Moldable Silicone Putty
Mack's invented these, called Mack’s® Pillow Soft® Silicone Putty Ear Plugs and a 6-pair value pack will cost you about $10 online, shipping tax and all (about $6 if you buy them in a store). So that's about 30 to 50 swims for $10, depending on where and how you buy them.
Most earplugs made are dual use: for swim and for noise reduction. All Mack's are dual-use as well as I can tell, though some of their models are optimized for one over the other, as you see from the description above of the model with the removable neck cord. Both kinds of Mack's earplugs – moldable and pre-molded flanged – are shown below in their packaging.
I haven't yet had the moldable silicone putty style fall out. They are extremely waterproof. Mack's says they're good up to 5 uses. The instructions say roll them into a ball and push them in each ear. Following the advice of a forum reader I make a bit of a cone out of it and push it in (no need to push hard) and flatten the rest of the putty flush with the ear.
Since Mack's intro'd these in 1962 they've been copied by Nike, Speedo, TYR, and by the drug store chains. Usually these chains have Mack's and their knock-off side-by-side; CVS has the temerity to sell theirs but not the originator's. Peter Benner says the "homages" are Chinese knock-offs. He says Mack's are made in the U.S., manufactured on the other side of the drywall, 10 feet from his office.
Use these moldable earplugs until they're no longer sticky (up to 5 uses per pair). Mack's doesn't recommend cleaning them, but alcohol or soap and water will not hurt them. Do you start a new molding process with each swim? I do. But, user preference.
A number of folks mention the use of Speedo's earplugs and as well as I can tell this company offers the same two kinds of earplugs that Mack's offers: moldable and pre-molded. The image below shows Speedos' models for sale.
Then there is the option of getting custom earplugs and I just have no experience with these.
"I use earplugs," says Slowtwitch Forum Reader DrunkIrishman. "I was getting dizzy and sick every time I got out of the water, someone suggested using earplugs.
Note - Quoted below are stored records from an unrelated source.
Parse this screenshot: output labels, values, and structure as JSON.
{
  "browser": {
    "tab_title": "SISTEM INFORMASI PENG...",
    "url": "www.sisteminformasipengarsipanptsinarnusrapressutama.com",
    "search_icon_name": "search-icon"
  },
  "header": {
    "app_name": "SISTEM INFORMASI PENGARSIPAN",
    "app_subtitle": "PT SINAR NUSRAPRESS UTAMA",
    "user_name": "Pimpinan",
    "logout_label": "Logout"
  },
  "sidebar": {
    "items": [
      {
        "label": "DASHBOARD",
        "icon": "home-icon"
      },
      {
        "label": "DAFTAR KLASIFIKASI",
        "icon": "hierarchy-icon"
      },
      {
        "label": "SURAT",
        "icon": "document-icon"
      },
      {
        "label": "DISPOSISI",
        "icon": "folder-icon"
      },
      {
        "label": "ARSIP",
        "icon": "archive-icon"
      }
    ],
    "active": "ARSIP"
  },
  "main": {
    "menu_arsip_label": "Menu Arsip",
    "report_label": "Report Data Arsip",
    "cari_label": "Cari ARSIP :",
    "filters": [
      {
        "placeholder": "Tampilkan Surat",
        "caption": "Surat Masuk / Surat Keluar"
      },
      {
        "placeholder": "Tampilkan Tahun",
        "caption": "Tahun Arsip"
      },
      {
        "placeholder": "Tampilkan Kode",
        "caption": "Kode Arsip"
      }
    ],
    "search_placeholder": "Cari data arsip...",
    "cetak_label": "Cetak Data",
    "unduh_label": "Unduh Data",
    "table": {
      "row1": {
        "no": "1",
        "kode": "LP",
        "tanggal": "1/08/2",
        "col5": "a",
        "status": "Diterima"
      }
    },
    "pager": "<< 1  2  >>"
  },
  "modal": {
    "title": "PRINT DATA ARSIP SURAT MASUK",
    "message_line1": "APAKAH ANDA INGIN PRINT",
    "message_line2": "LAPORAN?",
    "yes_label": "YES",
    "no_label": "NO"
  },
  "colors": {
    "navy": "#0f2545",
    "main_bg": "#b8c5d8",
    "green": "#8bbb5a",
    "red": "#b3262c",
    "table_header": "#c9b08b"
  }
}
Magically I never got dizzy or sick again." But based on his user name he still probably gets sick or dizzy, just by his dryland behavior.
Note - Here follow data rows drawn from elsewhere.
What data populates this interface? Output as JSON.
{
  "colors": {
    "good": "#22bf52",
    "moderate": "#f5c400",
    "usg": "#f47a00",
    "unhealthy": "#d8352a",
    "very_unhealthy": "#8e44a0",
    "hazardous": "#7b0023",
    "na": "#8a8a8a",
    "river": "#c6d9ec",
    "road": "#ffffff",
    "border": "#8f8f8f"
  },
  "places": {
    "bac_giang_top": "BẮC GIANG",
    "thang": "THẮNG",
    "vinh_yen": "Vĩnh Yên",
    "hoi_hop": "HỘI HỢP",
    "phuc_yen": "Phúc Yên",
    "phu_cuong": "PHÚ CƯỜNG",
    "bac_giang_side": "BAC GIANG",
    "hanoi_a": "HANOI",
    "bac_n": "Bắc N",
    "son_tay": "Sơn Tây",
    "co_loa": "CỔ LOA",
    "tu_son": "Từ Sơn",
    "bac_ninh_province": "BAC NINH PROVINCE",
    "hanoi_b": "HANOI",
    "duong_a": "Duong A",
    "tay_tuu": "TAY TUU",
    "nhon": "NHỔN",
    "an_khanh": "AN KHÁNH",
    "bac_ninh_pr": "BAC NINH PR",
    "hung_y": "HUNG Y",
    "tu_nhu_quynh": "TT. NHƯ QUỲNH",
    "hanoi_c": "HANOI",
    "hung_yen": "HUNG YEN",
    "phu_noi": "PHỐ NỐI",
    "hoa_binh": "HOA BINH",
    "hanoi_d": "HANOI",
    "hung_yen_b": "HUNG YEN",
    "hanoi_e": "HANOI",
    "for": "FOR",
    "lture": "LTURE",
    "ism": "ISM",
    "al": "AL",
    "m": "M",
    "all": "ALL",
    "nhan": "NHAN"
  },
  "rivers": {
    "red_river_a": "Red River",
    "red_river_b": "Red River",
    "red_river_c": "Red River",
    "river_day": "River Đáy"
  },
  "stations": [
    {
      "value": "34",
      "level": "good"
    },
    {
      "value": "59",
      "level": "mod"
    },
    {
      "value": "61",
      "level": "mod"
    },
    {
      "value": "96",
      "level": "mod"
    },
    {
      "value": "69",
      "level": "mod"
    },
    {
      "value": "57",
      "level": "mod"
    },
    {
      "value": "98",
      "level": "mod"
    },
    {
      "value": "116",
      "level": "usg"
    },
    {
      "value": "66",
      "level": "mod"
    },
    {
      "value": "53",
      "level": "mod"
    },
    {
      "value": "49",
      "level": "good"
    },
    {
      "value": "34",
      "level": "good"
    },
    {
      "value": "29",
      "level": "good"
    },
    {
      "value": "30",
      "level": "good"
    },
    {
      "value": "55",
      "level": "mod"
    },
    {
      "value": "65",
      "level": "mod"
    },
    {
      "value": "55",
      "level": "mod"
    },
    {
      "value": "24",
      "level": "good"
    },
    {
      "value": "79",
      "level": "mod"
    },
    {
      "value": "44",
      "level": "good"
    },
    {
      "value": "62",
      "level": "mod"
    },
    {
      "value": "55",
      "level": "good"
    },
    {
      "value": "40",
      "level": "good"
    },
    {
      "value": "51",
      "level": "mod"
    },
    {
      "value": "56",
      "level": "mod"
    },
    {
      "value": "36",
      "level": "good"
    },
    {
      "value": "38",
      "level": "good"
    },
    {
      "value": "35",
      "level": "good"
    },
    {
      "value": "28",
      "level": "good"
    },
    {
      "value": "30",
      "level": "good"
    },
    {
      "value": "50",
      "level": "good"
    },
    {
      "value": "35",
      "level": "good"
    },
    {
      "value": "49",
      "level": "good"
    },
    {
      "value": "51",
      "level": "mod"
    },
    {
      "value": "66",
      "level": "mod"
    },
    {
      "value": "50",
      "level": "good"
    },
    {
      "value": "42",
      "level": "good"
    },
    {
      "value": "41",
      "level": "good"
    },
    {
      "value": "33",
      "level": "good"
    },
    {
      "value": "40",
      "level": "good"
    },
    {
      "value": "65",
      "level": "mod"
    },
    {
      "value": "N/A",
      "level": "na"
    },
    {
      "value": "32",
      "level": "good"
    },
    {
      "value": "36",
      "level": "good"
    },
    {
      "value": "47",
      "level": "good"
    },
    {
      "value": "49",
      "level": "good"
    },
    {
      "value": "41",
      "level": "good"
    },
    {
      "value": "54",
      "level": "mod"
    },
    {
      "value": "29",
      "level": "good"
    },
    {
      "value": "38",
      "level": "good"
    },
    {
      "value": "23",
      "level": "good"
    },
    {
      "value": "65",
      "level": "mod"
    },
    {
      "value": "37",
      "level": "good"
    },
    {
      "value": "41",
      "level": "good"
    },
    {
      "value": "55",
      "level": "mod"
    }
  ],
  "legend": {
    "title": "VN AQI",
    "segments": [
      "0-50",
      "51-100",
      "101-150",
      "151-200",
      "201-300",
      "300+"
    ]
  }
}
Jonathan22 "only uses earplugs in salt water swims." Leddy "has been researching ear plugs since my son has chronic ear infections." Pro Plugs are what solved it for her family, though she admits plugs fall out and recommends Mack's Ear Bands (I have not had that problem and so have not used the band). Shelius says, "I use them every swim, otherwise I get a bit dizzy," and her preference is Zoggs Silicone Ear Plugs which appears similar to Mack's and the Mack's "homages." Tri52082, and dangle, use Mack's Aquablocks.
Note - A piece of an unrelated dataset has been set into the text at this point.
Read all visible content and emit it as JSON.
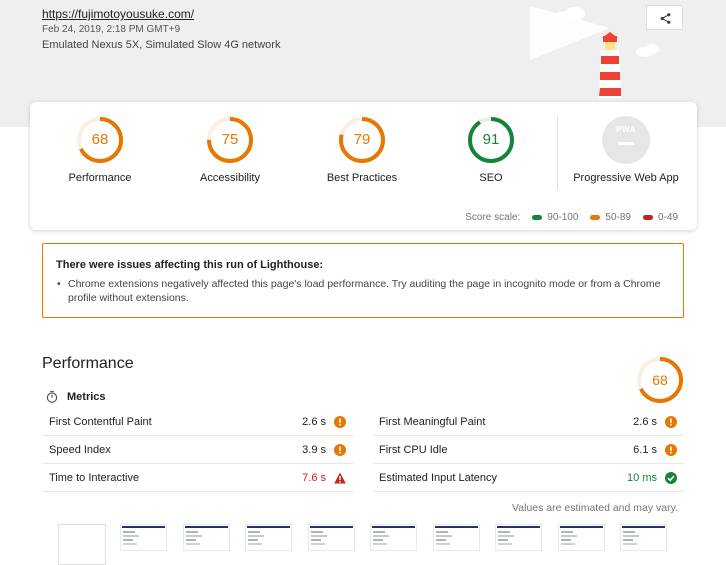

Tigerchick – excuse me, Dr. Tigerchick – who is the resident swim den mother of Slowtwitch, is a lover of silicone moldable earplugs though she is not picky about the brand. Both Dr. Tigerchick and SLOgoing mention that they use noseplugs when using their Powerbreathers, but that's another topic.
And finally mcclelland mirrors my own history. "I started using the Mack's (moldable silicone style) last season after never having had a need for earplugs my entire life up til now (I'm 43). Out of the blue, I started retaining water in my ears and a got couple of minor infections.
"The Mack's stay in well if you make sure they are completely dry first," continues mcclelland, "and roll them into a nice ball. Any water on them or in your ear before putting them in and they will not stay. Dry them after use and keep them clean and they will continue to work well time after time."